In a few weeks time, the Budget will give more information as to how the government plans to proceed with the social engineering that Joyce appears to have in mind, via the nation’s universities. Currently undergraduate student fees at universities average slightly less than $5000 for a full time load of arts study and a bit less than $6000 for a full time load of science study. Presumably, to make university studies in science more attractive than similar level courses in humanities the government will need to shift the subsidies by about $1000 per student per year to change that price differential. So will arts, commerce etc students be penalised to make up the shortfall? Presumably, the Budget will reveal whether this is to be the case. No new funding, after all, is going to be made available – so something has to give.

To repeat: there is no evidence that New Zealand can employ – and needs to employ – many more graduates in science and technology. Here is the immediate skills shortage list from Immigration NZ:
http://www.immigration.govt.nz/NR/rdonlyres/89185A40-27D3-41F4-84BE-30129920411D/0/Immediateskillshortagelist5December.pdf

And here is a document from the Department of Labour outlining the likely areas of growth in employment opportunities over the next few years:
http://dol.govt.nz/publications/research/growth-employment-opportunities/growth-employment-opportunities_06.asp#_ftn1

What these documents indicate is that yes, there are some shortages and opportunities in science and engineering (not so much in maths and technology) but there are many more opportunities in the service industries – in retail, construction and agriculture, for instance. Many of those “science” jobs require trades certificates, not degrees.

Anecdotally, that rings true. There is some evidence of science and technology jobs for people emerging from polytechnics, particularly for those with trade certificates. However, very few jobs exist for those with post-graduate degrees in science. The problem being, most science and technology jobs are based in either Crown Research Institutes or in universities – both of which are facing funding pressure from government and which therefore, are not hiring. On the face of it, Joyce is talking about shifting the focus of university course funding and fostering careers into areas where – with his other hand – he is limiting the funding required to sustain those careers.
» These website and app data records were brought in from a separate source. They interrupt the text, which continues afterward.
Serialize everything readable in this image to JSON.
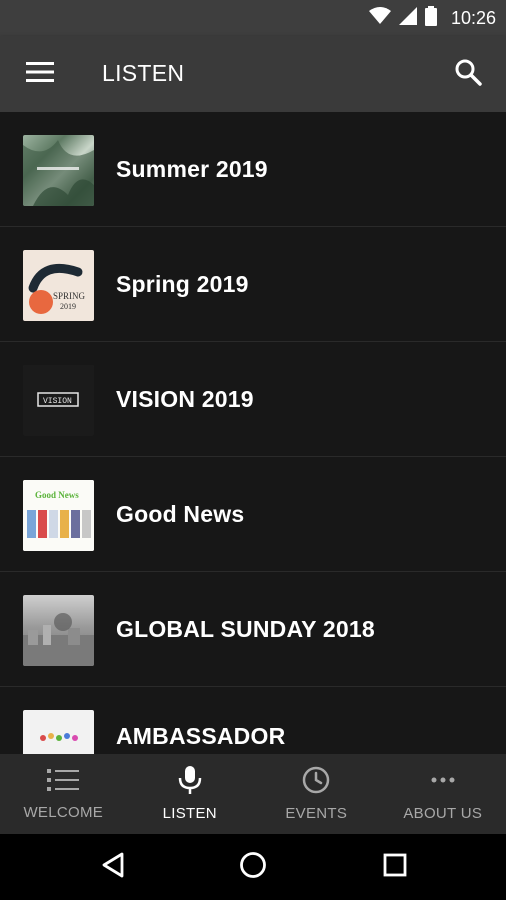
{
  "status": {
    "time": "10:26"
  },
  "appbar": {
    "title": "LISTEN"
  },
  "series": [
    {
      "label": "Summer 2019",
      "thumb": "summer"
    },
    {
      "label": "Spring 2019",
      "thumb": "spring",
      "thumb_text": "SPRING\n2019"
    },
    {
      "label": "VISION 2019",
      "thumb": "vision",
      "thumb_text": "VISION"
    },
    {
      "label": "Good News",
      "thumb": "good",
      "thumb_text": "Good News"
    },
    {
      "label": "GLOBAL SUNDAY 2018",
      "thumb": "global"
    },
    {
      "label": "AMBASSADOR",
      "thumb": "amb"
    }
  ],
  "bottomnav": [
    {
      "label": "WELCOME",
      "icon": "list-icon",
      "active": false
    },
    {
      "label": "LISTEN",
      "icon": "microphone-icon",
      "active": true
    },
    {
      "label": "EVENTS",
      "icon": "clock-icon",
      "active": false
    },
    {
      "label": "ABOUT US",
      "icon": "more-dots-icon",
      "active": false
    }
  ],
  "colors": {
    "background": "#171717",
    "appbar": "#3a3a3a",
    "nav": "#2a2a2a",
    "inactive": "#a8a8a8"
  }
}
It might be different if New Zealand had a tradition of private sector research and development, but it doesn’t. In fact, one of the first acts of the incoming government in 2008 was to scrap the tax incentives that were meant to lift our levels of private sector r&d up closer to the international norm. This chronic failure of the New Zealand private sector to invest in r&d helps to explain why there is so much pressure from government on public sector institutions, for them to do private sector research. To that extent, CRIs and universities are being turned into providers of corporate welfare.

The government knows all this. Last year, 560 scientists signed an open letter to government decrying the dearth of career openings in New Zealand (and the minimal state support) for post-graduates in science. As things stand –if Joyce has his way – people will be being educated for jobs that do not exist while others will have their funding cut because they are studying subjects that the government has chosen to sacrifice, in order to increase the numbers of science and maths graduates that it has no capacity to employ.

In sum, it is hard to see how Joyce’s plans will do anything other than hasten the brain drain overseas. Politically, such plans also provide young voters with a festering source of resentment, and an excellent reason to vote against the government to which Joyce belongs. For a return of only “up to $60-70 million” at most, it hardly seems worth the trouble.

ENDS